■ **DATA EXTRACTS**:
##########

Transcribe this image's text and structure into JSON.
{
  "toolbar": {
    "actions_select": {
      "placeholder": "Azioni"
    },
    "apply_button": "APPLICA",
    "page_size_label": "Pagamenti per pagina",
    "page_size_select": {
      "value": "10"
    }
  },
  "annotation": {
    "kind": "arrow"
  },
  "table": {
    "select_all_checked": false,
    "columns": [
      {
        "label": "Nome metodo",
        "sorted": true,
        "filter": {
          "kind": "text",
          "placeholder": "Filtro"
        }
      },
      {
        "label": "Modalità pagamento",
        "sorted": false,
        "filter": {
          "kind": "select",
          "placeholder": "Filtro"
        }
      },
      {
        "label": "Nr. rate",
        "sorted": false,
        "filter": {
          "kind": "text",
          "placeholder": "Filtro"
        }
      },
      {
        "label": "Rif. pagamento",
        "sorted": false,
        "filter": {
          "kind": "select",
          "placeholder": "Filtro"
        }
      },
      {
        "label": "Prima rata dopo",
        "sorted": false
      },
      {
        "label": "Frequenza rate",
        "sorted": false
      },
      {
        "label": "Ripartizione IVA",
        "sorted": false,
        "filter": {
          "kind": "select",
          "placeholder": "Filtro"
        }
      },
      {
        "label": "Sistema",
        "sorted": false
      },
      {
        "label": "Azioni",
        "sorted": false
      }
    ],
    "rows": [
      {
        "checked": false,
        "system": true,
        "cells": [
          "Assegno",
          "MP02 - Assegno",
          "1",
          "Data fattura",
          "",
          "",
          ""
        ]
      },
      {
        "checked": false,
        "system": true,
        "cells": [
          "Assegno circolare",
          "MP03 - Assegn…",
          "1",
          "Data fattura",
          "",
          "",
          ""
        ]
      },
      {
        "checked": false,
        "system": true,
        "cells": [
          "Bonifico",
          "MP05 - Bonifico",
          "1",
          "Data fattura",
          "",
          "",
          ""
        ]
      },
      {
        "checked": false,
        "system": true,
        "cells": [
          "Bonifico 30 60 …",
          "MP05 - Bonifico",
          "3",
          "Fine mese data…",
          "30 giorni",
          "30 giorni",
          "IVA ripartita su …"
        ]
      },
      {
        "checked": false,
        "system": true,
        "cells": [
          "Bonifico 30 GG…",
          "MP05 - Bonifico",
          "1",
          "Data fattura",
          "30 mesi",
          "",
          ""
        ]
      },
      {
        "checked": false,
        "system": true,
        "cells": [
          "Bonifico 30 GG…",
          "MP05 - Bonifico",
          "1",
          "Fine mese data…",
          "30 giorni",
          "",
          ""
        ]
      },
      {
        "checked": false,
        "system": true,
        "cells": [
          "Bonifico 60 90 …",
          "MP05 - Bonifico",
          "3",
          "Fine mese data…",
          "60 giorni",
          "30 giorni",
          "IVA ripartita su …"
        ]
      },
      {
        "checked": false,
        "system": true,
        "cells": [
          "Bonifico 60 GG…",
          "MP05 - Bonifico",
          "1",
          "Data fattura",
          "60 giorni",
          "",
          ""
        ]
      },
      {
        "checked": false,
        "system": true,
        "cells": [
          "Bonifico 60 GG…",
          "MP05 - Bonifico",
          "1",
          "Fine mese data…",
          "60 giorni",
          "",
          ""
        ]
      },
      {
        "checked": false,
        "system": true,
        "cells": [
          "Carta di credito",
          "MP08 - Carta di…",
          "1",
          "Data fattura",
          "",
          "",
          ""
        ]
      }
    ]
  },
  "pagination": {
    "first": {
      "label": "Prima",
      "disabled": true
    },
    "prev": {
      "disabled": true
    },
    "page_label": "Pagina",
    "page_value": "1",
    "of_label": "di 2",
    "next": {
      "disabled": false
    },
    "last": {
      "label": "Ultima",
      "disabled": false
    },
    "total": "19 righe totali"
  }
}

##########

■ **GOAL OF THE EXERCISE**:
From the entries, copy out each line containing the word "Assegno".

■ **EXERCISE ANSWER**:
          "Assegno",
          "MP02 - Assegno",
          "Assegno circolare",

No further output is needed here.